Why do you think your character is so enthralled in the idea of watching people? What is it about voyeurism that’s so tantalizing?
I think that Pippa and Thomas represent the two different sides of society where you can feel insecure and feel repressed and so you are wanting to peer in and become obsessed with someone else’s life. I think Pippa especially, she’s buried her head in books most of her life and spent years and years studying and trying to become one thing because that’s what everyone told her to do. Get a boyfriend, get a job, get a place to live; secure yourself. But then she lost out on all the fun of life and growing up and now she sees this couple that represents that fun, exciting, exotic life that she’s tried to tell herself that she doesn’t need and doesn’t want.

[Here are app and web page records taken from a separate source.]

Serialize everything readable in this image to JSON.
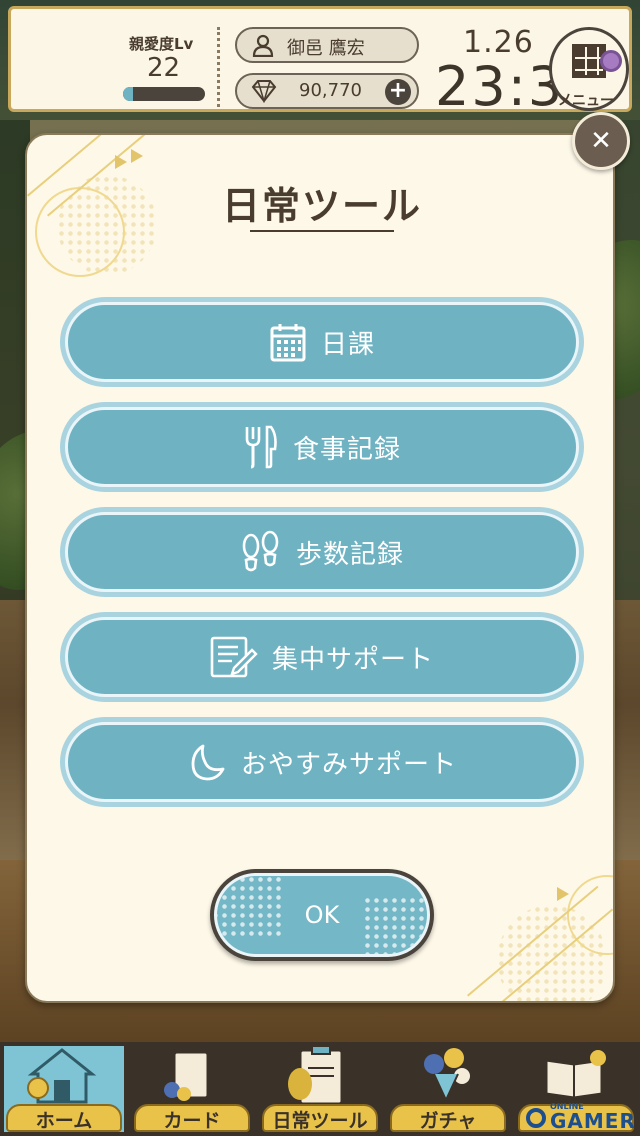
{
  "status_bar": {
    "affection_label": "親愛度Lv",
    "affection_level": "22",
    "affection_progress": 0.12,
    "user_name": "御邑 鷹宏",
    "gem_count": "90,770",
    "date": "1.26",
    "time": "23:3",
    "menu_label": "メニュー"
  },
  "dialog": {
    "title": "日常ツール",
    "buttons": [
      {
        "label": "日課",
        "icon": "calendar-icon"
      },
      {
        "label": "食事記録",
        "icon": "fork-knife-icon"
      },
      {
        "label": "歩数記録",
        "icon": "footprints-icon"
      },
      {
        "label": "集中サポート",
        "icon": "note-pencil-icon"
      },
      {
        "label": "おやすみサポート",
        "icon": "moon-icon"
      }
    ],
    "ok_label": "OK",
    "close_icon": "close-icon"
  },
  "bottom_nav": {
    "items": [
      {
        "label": "ホーム",
        "active": true
      },
      {
        "label": "カード",
        "active": false
      },
      {
        "label": "日常ツール",
        "active": false
      },
      {
        "label": "ガチャ",
        "active": false
      },
      {
        "label": "",
        "active": false
      }
    ]
  },
  "watermark": {
    "small": "ONLINE",
    "big": "GAMER"
  },
  "colors": {
    "button_fill": "#6fb3c3",
    "button_outer": "#a8d3df",
    "panel_bg": "#fdf8e8",
    "text_dark": "#4a3d2f",
    "nav_active": "#7ec4d4",
    "nav_tab": "#e9c24a"
  }
}
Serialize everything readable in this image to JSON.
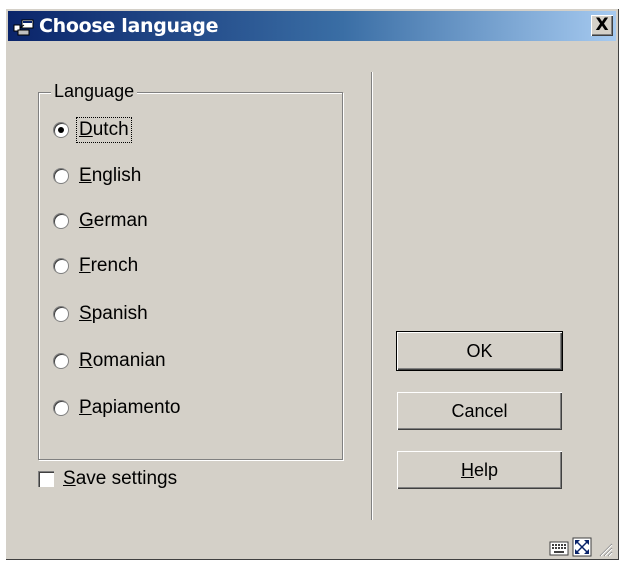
{
  "window": {
    "title": "Choose language",
    "close_label": "X"
  },
  "language_group": {
    "legend": "Language",
    "selected": "Dutch",
    "options": [
      {
        "mnemonic": "D",
        "rest": "utch",
        "selected": true
      },
      {
        "mnemonic": "E",
        "rest": "nglish",
        "selected": false
      },
      {
        "mnemonic": "G",
        "rest": "erman",
        "selected": false
      },
      {
        "mnemonic": "F",
        "rest": "rench",
        "selected": false
      },
      {
        "mnemonic": "S",
        "rest": "panish",
        "selected": false
      },
      {
        "mnemonic": "R",
        "rest": "omanian",
        "selected": false
      },
      {
        "mnemonic": "P",
        "rest": "apiamento",
        "selected": false
      }
    ]
  },
  "save_settings": {
    "mnemonic": "S",
    "rest": "ave settings",
    "checked": false
  },
  "buttons": {
    "ok": "OK",
    "cancel": "Cancel",
    "help_mnemonic": "H",
    "help_rest": "elp"
  },
  "statusbar": {
    "icons": [
      "keyboard-icon",
      "resize-icon",
      "size-grip-icon"
    ]
  }
}
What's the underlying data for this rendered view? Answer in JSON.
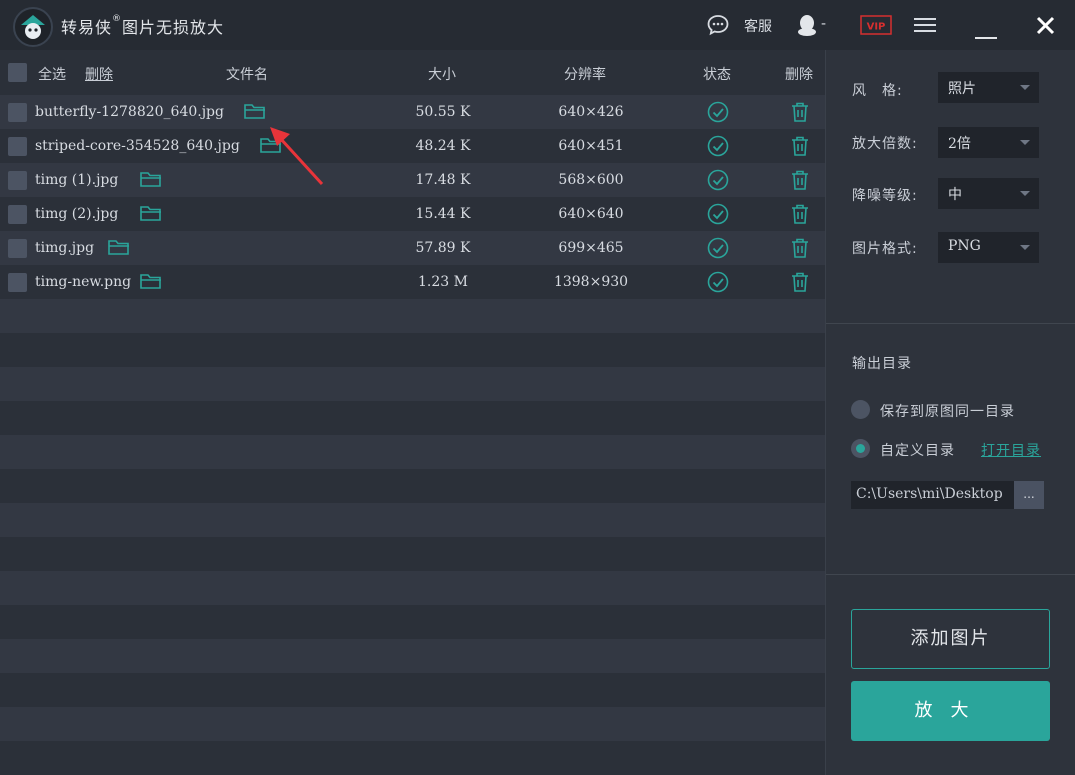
{
  "titlebar": {
    "app_name": "转易侠",
    "trademark": "®",
    "subtitle": "图片无损放大",
    "service_label": "客服",
    "qq_status": "-",
    "vip_label": "VIP"
  },
  "list": {
    "select_all_label": "全选",
    "delete_label": "删除",
    "columns": {
      "filename": "文件名",
      "size": "大小",
      "resolution": "分辨率",
      "status": "状态",
      "delete": "删除"
    },
    "rows": [
      {
        "filename": "butterfly-1278820_640.jpg",
        "size": "50.55 K",
        "resolution": "640×426"
      },
      {
        "filename": "striped-core-354528_640.jpg",
        "size": "48.24 K",
        "resolution": "640×451"
      },
      {
        "filename": "timg (1).jpg",
        "size": "17.48 K",
        "resolution": "568×600"
      },
      {
        "filename": "timg (2).jpg",
        "size": "15.44 K",
        "resolution": "640×640"
      },
      {
        "filename": "timg.jpg",
        "size": "57.89 K",
        "resolution": "699×465"
      },
      {
        "filename": "timg-new.png",
        "size": "1.23 M",
        "resolution": "1398×930"
      }
    ]
  },
  "options": {
    "style_label": "风　格:",
    "style_value": "照片",
    "scale_label": "放大倍数:",
    "scale_value": "2倍",
    "denoise_label": "降噪等级:",
    "denoise_value": "中",
    "format_label": "图片格式:",
    "format_value": "PNG"
  },
  "output": {
    "heading": "输出目录",
    "same_dir_label": "保存到原图同一目录",
    "custom_dir_label": "自定义目录",
    "open_dir_link": "打开目录",
    "path": "C:\\Users\\mi\\Desktop",
    "browse_label": "..."
  },
  "actions": {
    "add_label": "添加图片",
    "enlarge_label": "放大"
  },
  "colors": {
    "accent": "#2aa59b",
    "delete_icon": "#2aa59b",
    "arrow": "#e8343a",
    "vip": "#d62f2f"
  }
}
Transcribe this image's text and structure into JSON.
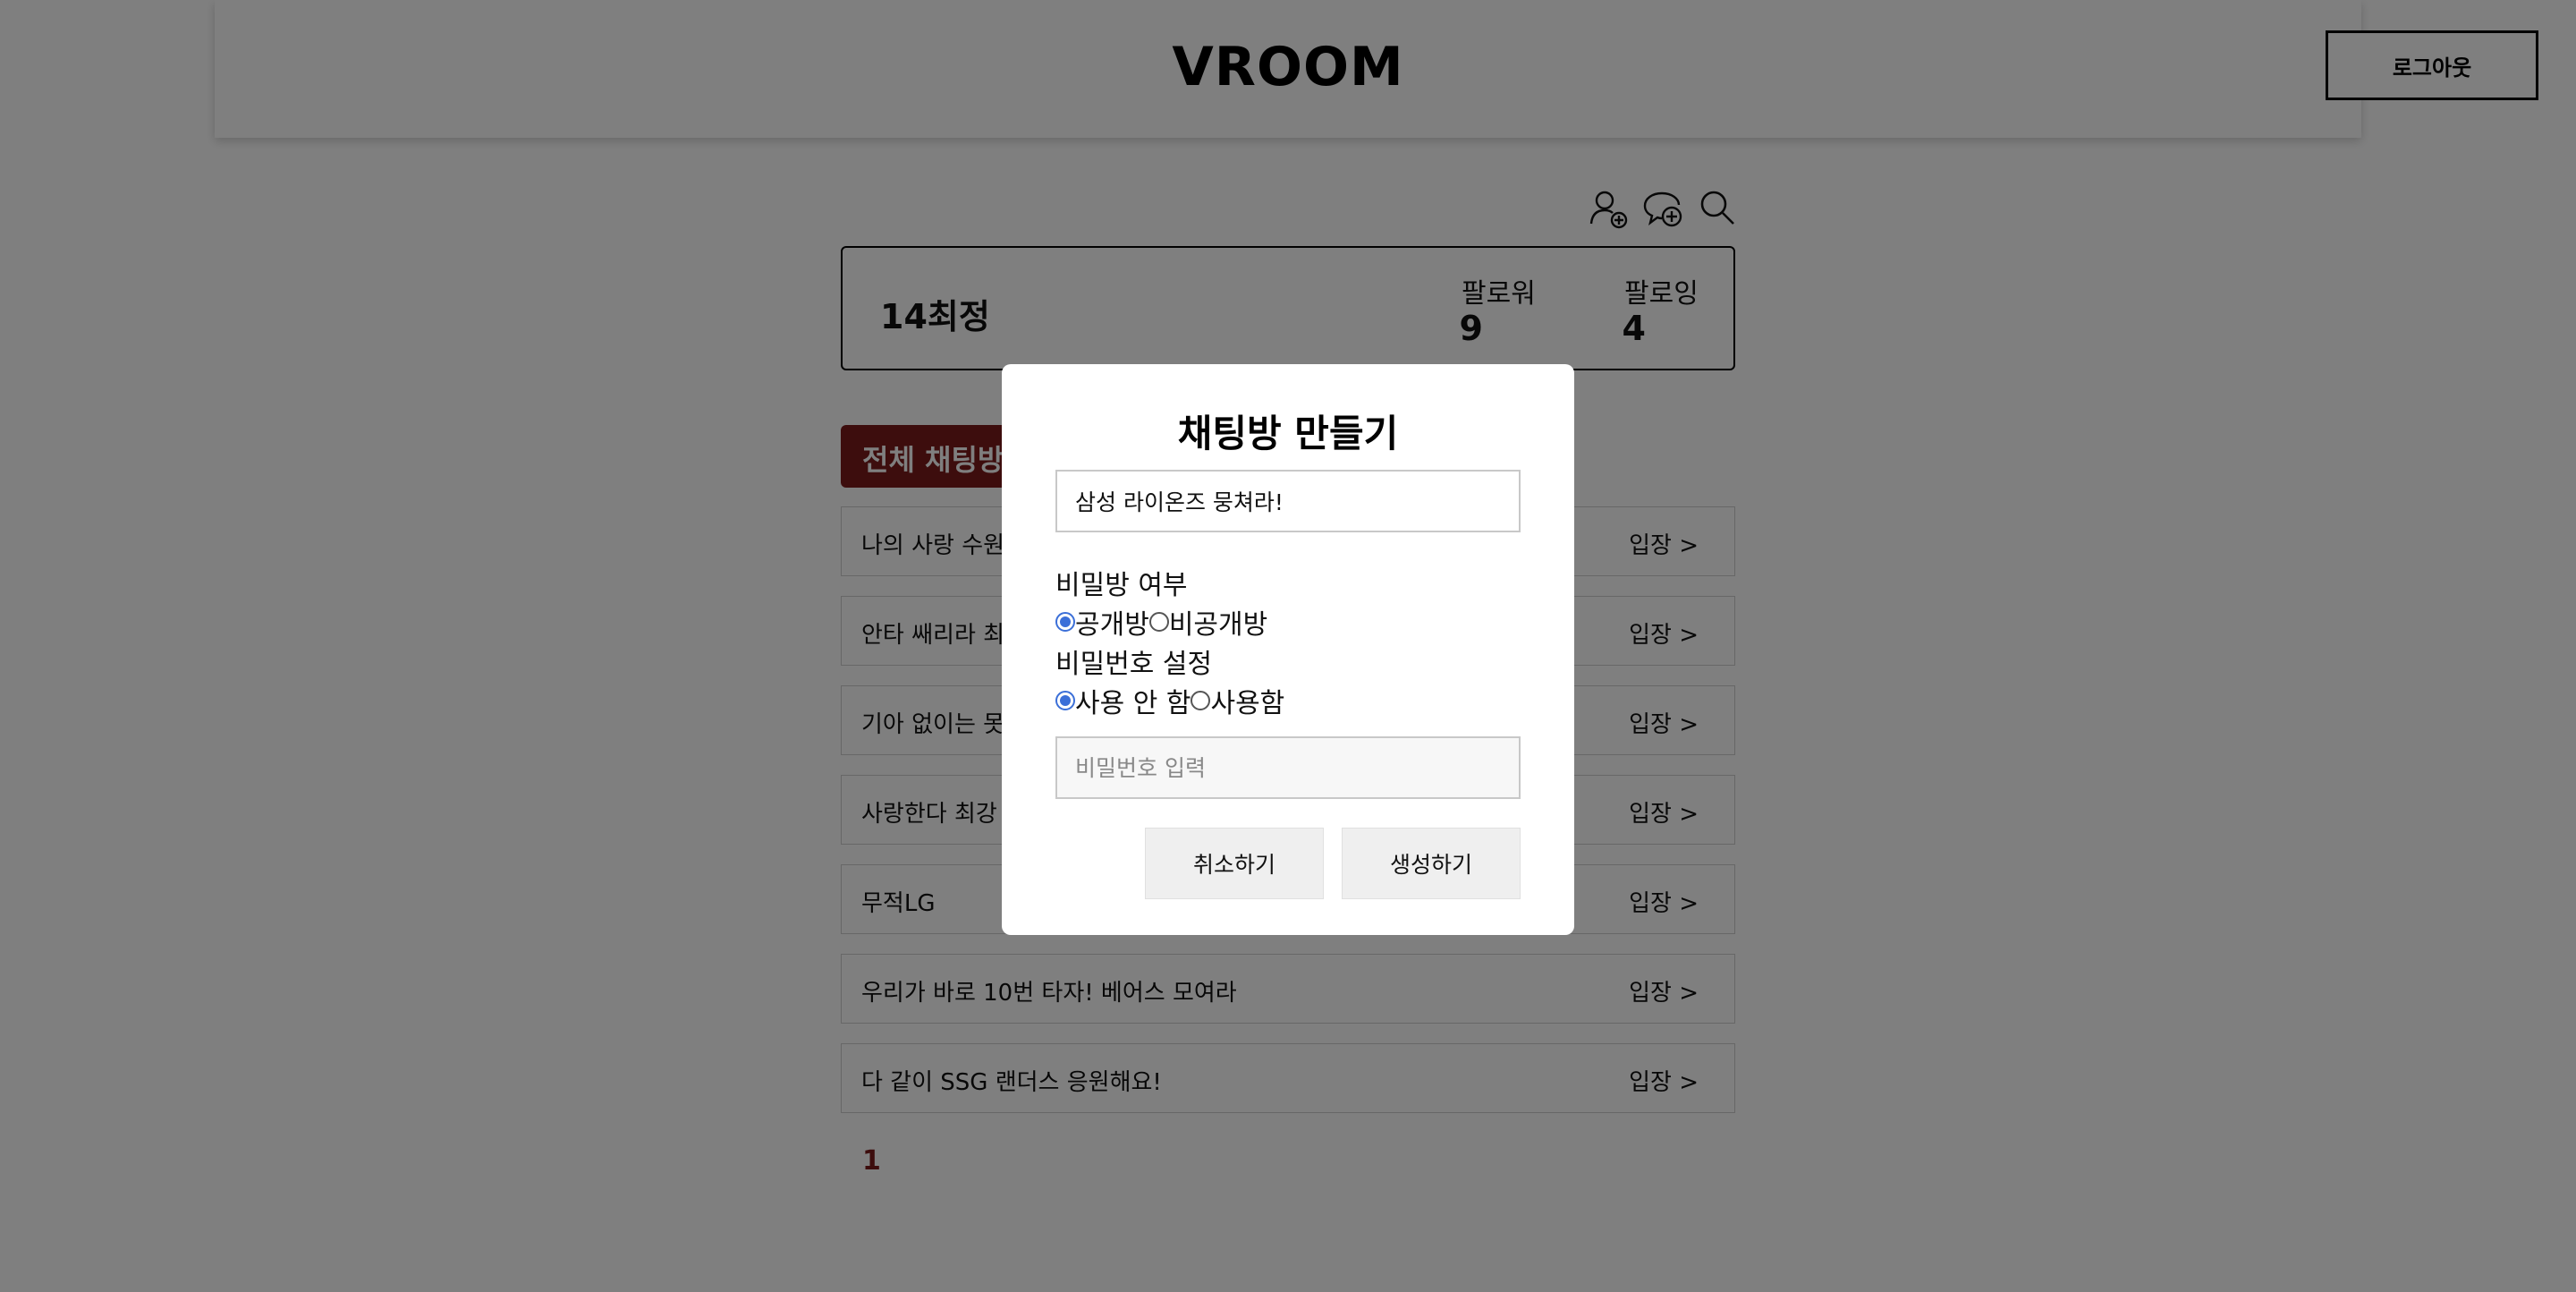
{
  "header": {
    "logo": "VROOM",
    "logout_label": "로그아웃"
  },
  "toolbar_icons": [
    "add-friend-icon",
    "add-chat-icon",
    "search-icon"
  ],
  "profile": {
    "name": "14최정",
    "followers_label": "팔로워",
    "followers_count": "9",
    "following_label": "팔로잉",
    "following_count": "4"
  },
  "rooms_section": {
    "title": "전체 채팅방",
    "enter_label": "입장 >",
    "rooms": [
      {
        "name": "나의 사랑 수원"
      },
      {
        "name": "안타 쌔리라 최"
      },
      {
        "name": "기아 없이는 못"
      },
      {
        "name": "사랑한다 최강"
      },
      {
        "name": "무적LG"
      },
      {
        "name": "우리가 바로 10번 타자! 베어스 모여라"
      },
      {
        "name": "다 같이 SSG 랜더스 응원해요!"
      }
    ]
  },
  "pagination": {
    "current_page": "1"
  },
  "modal": {
    "title": "채팅방 만들기",
    "room_name_value": "삼성 라이온즈 뭉쳐라!",
    "secret_label": "비밀방 여부",
    "secret_options": {
      "public": "공개방",
      "private": "비공개방",
      "selected": "public"
    },
    "password_label": "비밀번호 설정",
    "password_options": {
      "off": "사용 안 함",
      "on": "사용함",
      "selected": "off"
    },
    "password_placeholder": "비밀번호 입력",
    "cancel_label": "취소하기",
    "create_label": "생성하기"
  },
  "colors": {
    "accent": "#7a1a1a",
    "radio": "#3b6fd8",
    "overlay": "rgba(0,0,0,0.5)"
  }
}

Tonally, this movie has some of the same thriller elements of White Lotus. What about that genre is attractive to you?
Thrillers are exciting to watch in general, but Voyeurs especially — that genre of the erotic thriller hasn’t been explored lately. It’s definitely not something that I grew up with that I can remember in my lifetime, so I wanted to hopefully bring back the genre and have a nice little date night movie to go watch.
Right — Hollywood has seemed to move away from the erotic thriller genre that was popular in the late 80s and mid 90s. Why do you think that is? Could The Voyeurs be a way to bring it back?
I definitely hope it’s a way it’s brought back. I was trying to think about this the other day; in the ‘90s and early 2000s there were a couple genres that became more popular, where you had these iconic rom coms that dominated the box offices, but also people became really obsessed with violence for whatever reason and you had all these detective shows and people got used to seeing insane violence onscreen. Now it’s funny because people are so surprised by sex and it’s like, so you’re more attuned to watching horrific acts be done to others instead of the purest language of love?
This hearkens back to movies like Rear Window or Disturbia. Did you watch those films in preparation? How does The Voyeurs take some of those ideas and bring them into the social media era?
I definitely watched Rear Window. I’m a huge Hitchcock fan and I wanted to see how they thematically showed the different apartments and gazing into the different lives, which I think Mike [Mohan, who directed the film] did such a cool job with. He put so many little details into the film of the different apartments that you get little glimpses into, so I think that's where I saw a lot of comparison in that aspect.
What do you think this movie is saying about social media voyeurism?
I don’t want to put my own opinions into the audience's mind because I know that everyone who’s a part of this movie wants it to spark conversation and we don't want to have a biased opinion because we are so close to it and we do know how the story goes, so we’ll see what the audience says.
There are a lot of emotionally intense scenes in The Voyeurs. What was the challenging part of doing this film for you?
The most challenging part of the entire movie was running outside, because it was the dead of winter. I had probably 11 layers on; I had an entire layer of those heating pads and giant pockets and they built this entire outfit of them and I looked like the Pillsbury dough boy. I couldn’t even bend my arms, so that was the most difficult part.
This interview has been edited and condensed for clarity.